▶ YOUR TASK
Could you please return each line of the data that has the word "this"?

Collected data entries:
=== Section Start ===

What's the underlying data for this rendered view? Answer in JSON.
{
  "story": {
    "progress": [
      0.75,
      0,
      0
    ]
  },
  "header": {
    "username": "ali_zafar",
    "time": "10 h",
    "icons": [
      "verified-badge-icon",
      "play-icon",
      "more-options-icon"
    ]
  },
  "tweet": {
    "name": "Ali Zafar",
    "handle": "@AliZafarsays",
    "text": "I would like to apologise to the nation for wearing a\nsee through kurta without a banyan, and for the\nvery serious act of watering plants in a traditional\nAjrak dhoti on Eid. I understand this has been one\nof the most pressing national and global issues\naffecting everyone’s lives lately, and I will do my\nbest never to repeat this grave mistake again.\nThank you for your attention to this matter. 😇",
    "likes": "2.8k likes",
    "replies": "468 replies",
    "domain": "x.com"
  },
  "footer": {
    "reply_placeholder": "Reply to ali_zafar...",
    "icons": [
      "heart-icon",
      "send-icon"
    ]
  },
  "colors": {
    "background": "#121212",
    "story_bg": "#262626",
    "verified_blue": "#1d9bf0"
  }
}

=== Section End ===

▶ THE COMPLETED TASK
What's the underlying data for this rendered view? Answer in JSON.
    "text": "I would like to apologise to the nation for wearing a\nsee through kurta without a banyan, and for the\nvery serious act of watering plants in a traditional\nAjrak dhoti on Eid. I understand this has been one\nof the most pressing national and global issues\naffecting everyone’s lives lately, and I will do my\nbest never to repeat this grave mistake again.\nThank you for your attention to this matter. 😇",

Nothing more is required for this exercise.